Understanding the Value of Home Field Advantage Rankings in NCAA Football Betting
Unless a team has been very good at home for a stretch of several years, NCAA football betting trends have it that Home-field advantage is typically worth three points. Basically, it is because of the small advantage that the majority of the perennial football powerhouses tend to cruise through most their opponents on a regular basis, often using their vast resources and experience to win games, whether they are playing at home or on the road.

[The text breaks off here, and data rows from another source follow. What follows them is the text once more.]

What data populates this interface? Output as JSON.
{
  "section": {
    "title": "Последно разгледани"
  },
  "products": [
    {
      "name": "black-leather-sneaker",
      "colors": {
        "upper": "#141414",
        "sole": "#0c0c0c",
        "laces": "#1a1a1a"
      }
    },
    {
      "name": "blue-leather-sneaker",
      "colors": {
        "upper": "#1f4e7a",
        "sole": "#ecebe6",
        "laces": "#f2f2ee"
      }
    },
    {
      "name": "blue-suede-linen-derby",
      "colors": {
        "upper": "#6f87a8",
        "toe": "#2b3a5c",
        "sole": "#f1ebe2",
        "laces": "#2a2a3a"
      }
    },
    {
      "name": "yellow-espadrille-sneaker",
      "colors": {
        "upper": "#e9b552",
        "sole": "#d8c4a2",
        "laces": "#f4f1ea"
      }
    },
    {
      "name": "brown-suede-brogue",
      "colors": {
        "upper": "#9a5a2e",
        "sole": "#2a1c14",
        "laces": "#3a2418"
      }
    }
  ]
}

Nevertheless, there are number of absolute hellholes to visit, often devilishly condemning even the best of teams to hard-earned eked out wins or losses. On a good number of times, visiting such home stadiums is difficult because of issues such as crowd noise, difficulty in travels and intimidating supporters associated to venues like LSU’s Death Valley. However, when considering home field advantage in the college football betting lines, mphasis is laid on more than just the atmosphere in toughest stadiums in college football. Other factors such as the nature of a division/conference, type of school (FBS/ FCS) and team consistency play important roles in influencing the NCAAF odds.
As a good example, the Florida State Seminoles have been one of the worst college football teams in home field advantage, rarely asserting their authority at home. This fact is exemplified by their 2014 run that saw them win all their seven home games, good for a 7-0 SU home mark, but only managed to cover just once in those games (a 43-3 win over Wake Forest on Oct. 4th, 2014), totaling a 1-6 ATS mark at home.

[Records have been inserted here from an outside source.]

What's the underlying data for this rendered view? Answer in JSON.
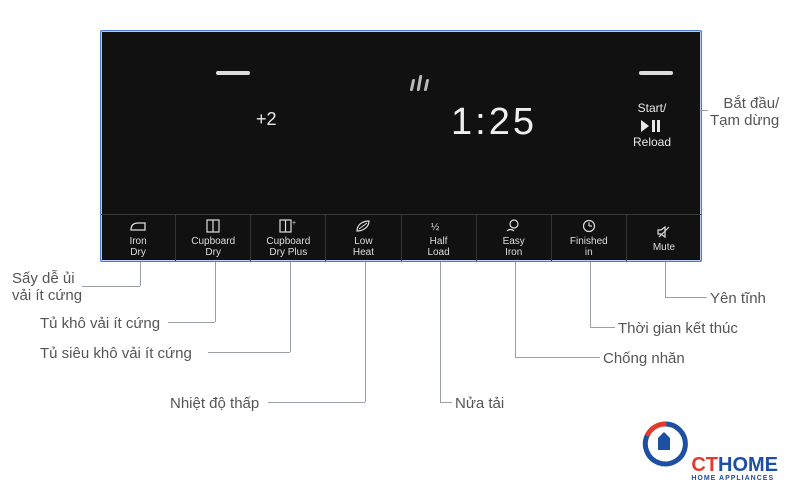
{
  "display": {
    "level_adjust": "+2",
    "time": "1:25",
    "start_label": "Start/",
    "reload_label": "Reload"
  },
  "buttons": [
    {
      "id": "iron-dry",
      "label": "Iron\nDry",
      "icon": "iron"
    },
    {
      "id": "cupboard-dry",
      "label": "Cupboard\nDry",
      "icon": "cupboard"
    },
    {
      "id": "cupboard-dry-plus",
      "label": "Cupboard\nDry Plus",
      "icon": "cupboard-plus"
    },
    {
      "id": "low-heat",
      "label": "Low\nHeat",
      "icon": "leaf"
    },
    {
      "id": "half-load",
      "label": "Half\nLoad",
      "icon": "half"
    },
    {
      "id": "easy-iron",
      "label": "Easy\nIron",
      "icon": "easy-iron"
    },
    {
      "id": "finished-in",
      "label": "Finished\nin",
      "icon": "clock"
    },
    {
      "id": "mute",
      "label": "Mute",
      "icon": "mute"
    }
  ],
  "callouts": {
    "start_pause": "Bắt đầu/\nTạm dừng",
    "mute": "Yên tĩnh",
    "finished_in": "Thời gian kết thúc",
    "easy_iron": "Chống nhăn",
    "half_load": "Nửa tải",
    "low_heat": "Nhiệt độ thấp",
    "cupboard_dry_plus": "Tủ siêu khô vải ít cứng",
    "cupboard_dry": "Tủ khô vải ít cứng",
    "iron_dry": "Sấy dễ ủi\nvải ít cứng"
  },
  "logo": {
    "brand_left": "CT",
    "brand_right": "HOME",
    "sub": "HOME APPLIANCES"
  },
  "watermark": "CTHOME",
  "watermark_sub": "HOME APPLIANCES"
}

Considering the Seminoles have not lost any home game since 2013 and have won 27 of the 28 overall games played in the last two seasons (including a National Championship win over Auburn in 2013), they probably don’t care much about being ranked highly in home field advantage because wins come wherever they play.
On the flipside, home advantage counts greatly for certain teams in the league and is a key reason behind their success. An example to this is the Baylor Bears, who are impressively 24-1 against-the-spread (ATS) in their last 25 home games, a record that spans over four seasons. As far as wins are concerned in those four seasons, the Bears have lost just three home games, two of those losses coming in the postseason, with their last regular-season home loss coming in 2012 against TCU (a 49-21 defeat on Oct 13).
This difficulty for teams to win or cover the spread in the Bears’ backyard is the reason why Baylor ranks among the best teams in nation in home field advantage. Interestingly, the Bears are ranked that highly in home field advantage, yet the McLane Stadium doesn’t place anywhere among the top 20 toughest stadiums to visit in college football.
As another crucial note, playing in power conferences often tends to erode away home field advantage. This is because most of the power conferences constitute elite teams, making it hard to establish consistency and dominance. Even so, there are traditionally really bad teams that tend to be a non-factor at home or away, eliminating the perceived strong home advantage for most teams playing in lower-tier conferences.
All in all, ranking highly in home field advantage isn’t necessarily a good thing, just in the same way ranking low doesn’t mean you are a bad team But as a general rule, it is best to rank highly, as that means you are able to take care of most opponents that visit your home field. Also, being able to play well both at home and on the road is better than being one-sided, where you are good at home and poor on the road or vice versa.